Emotional Future Thinking
One of the remarkable features of the human mind is that it allows us to mentally explore possible futures. A growing body of research indicates that this ability - often termed ‘episodic future thinking’ or prospection - is central to many aspects of human cognition and behavior, such as planning, decision making, self-control and sense of identity.
When anticipating personal future events, people sometimes experience intense emotional reactions, which in turn may influence how future simulations are remembered and how they affect decisions, self-control, and ultimately behavior. The emotional aspect of the mental simulation of a future event is thus a key aspect of prospection that impacts significantly on cognition, motivation, and behavior. Moreover, recent research suggests that there are important individual differences in the imagination of emotional future events, which might contribute to various psychopathological states and symptoms.
The precise factors underlying the construction of emotional prospections and their functional significance are far from being fully understood. In addition, the contribution of emotional future simulations to the emergence and/or maintenance of various psychopathological states remains to be investigated in detail. This research project aims at contributing to the elucidation of these issues.
This goal will be pursued through three interconnected subprojects:
- Studying the nature, the conditions of occurrence, and the functions of mental representations of future emotional events, as well as their modulation by individual differences in personality traits and psychological symptoms;
- Exploring the structure of emotional prospections within the cognitive system and determining the extent to which organized networks of emotional future thoughts contribute to shape emotional responses to current situations;

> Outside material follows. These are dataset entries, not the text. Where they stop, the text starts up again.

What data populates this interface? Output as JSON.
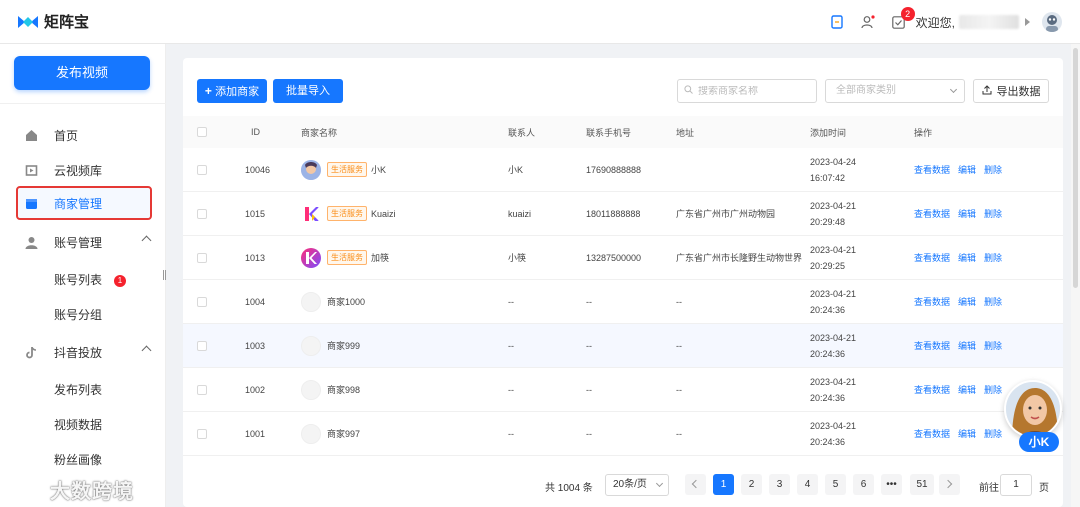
{
  "app": {
    "name": "矩阵宝"
  },
  "topbar": {
    "notification_count": "2",
    "welcome": "欢迎您,"
  },
  "sidebar": {
    "publish_label": "发布视频",
    "items": [
      {
        "label": "首页",
        "icon": "home-icon"
      },
      {
        "label": "云视频库",
        "icon": "video-library-icon"
      },
      {
        "label": "商家管理",
        "icon": "store-icon",
        "active": true
      },
      {
        "label": "账号管理",
        "icon": "user-icon",
        "expanded": true
      },
      {
        "label": "抖音投放",
        "icon": "tiktok-icon",
        "expanded": true
      }
    ],
    "account_sub": [
      {
        "label": "账号列表",
        "badge": "1"
      },
      {
        "label": "账号分组"
      }
    ],
    "douyin_sub": [
      {
        "label": "发布列表"
      },
      {
        "label": "视频数据"
      },
      {
        "label": "粉丝画像"
      }
    ],
    "watermark": "大数跨境"
  },
  "toolbar": {
    "add_label": "添加商家",
    "import_label": "批量导入",
    "search_placeholder": "搜索商家名称",
    "category_placeholder": "全部商家类别",
    "export_label": "导出数据"
  },
  "table": {
    "headers": [
      "ID",
      "商家名称",
      "联系人",
      "联系手机号",
      "地址",
      "添加时间",
      "操作"
    ],
    "actions": [
      "查看数据",
      "编辑",
      "删除"
    ],
    "rows": [
      {
        "id": "10046",
        "tag": "生活服务",
        "name": "小K",
        "contact": "小K",
        "phone": "17690888888",
        "address": "",
        "date": "2023-04-24",
        "time": "16:07:42",
        "avatar": "photo"
      },
      {
        "id": "1015",
        "tag": "生活服务",
        "name": "Kuaizi",
        "contact": "kuaizi",
        "phone": "18011888888",
        "address": "广东省广州市广州动物园",
        "date": "2023-04-21",
        "time": "20:29:48",
        "avatar": "k-logo"
      },
      {
        "id": "1013",
        "tag": "生活服务",
        "name": "加筷",
        "contact": "小筷",
        "phone": "13287500000",
        "address": "广东省广州市长隆野生动物世界",
        "date": "2023-04-21",
        "time": "20:29:25",
        "avatar": "k-circle"
      },
      {
        "id": "1004",
        "tag": "",
        "name": "商家1000",
        "contact": "--",
        "phone": "--",
        "address": "--",
        "date": "2023-04-21",
        "time": "20:24:36",
        "avatar": "placeholder"
      },
      {
        "id": "1003",
        "tag": "",
        "name": "商家999",
        "contact": "--",
        "phone": "--",
        "address": "--",
        "date": "2023-04-21",
        "time": "20:24:36",
        "avatar": "placeholder"
      },
      {
        "id": "1002",
        "tag": "",
        "name": "商家998",
        "contact": "--",
        "phone": "--",
        "address": "--",
        "date": "2023-04-21",
        "time": "20:24:36",
        "avatar": "placeholder"
      },
      {
        "id": "1001",
        "tag": "",
        "name": "商家997",
        "contact": "--",
        "phone": "--",
        "address": "--",
        "date": "2023-04-21",
        "time": "20:24:36",
        "avatar": "placeholder"
      }
    ]
  },
  "pagination": {
    "total": "共 1004 条",
    "page_size": "20条/页",
    "pages": [
      "1",
      "2",
      "3",
      "4",
      "5",
      "6",
      "•••",
      "51"
    ],
    "current": "1",
    "goto_label": "前往",
    "goto_value": "1",
    "page_suffix": "页"
  },
  "assistant": {
    "label": "小K"
  },
  "colors": {
    "primary": "#1677ff",
    "danger": "#f5222d",
    "tag": "#fa8c16",
    "highlight": "#e53935"
  }
}
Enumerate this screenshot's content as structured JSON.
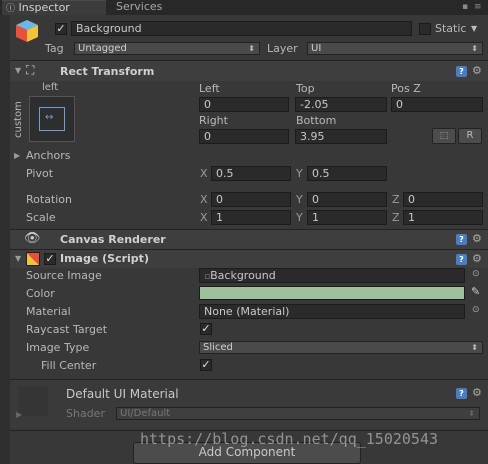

- Investigating the cognitive processes through which emotion influences episodic future thoughts.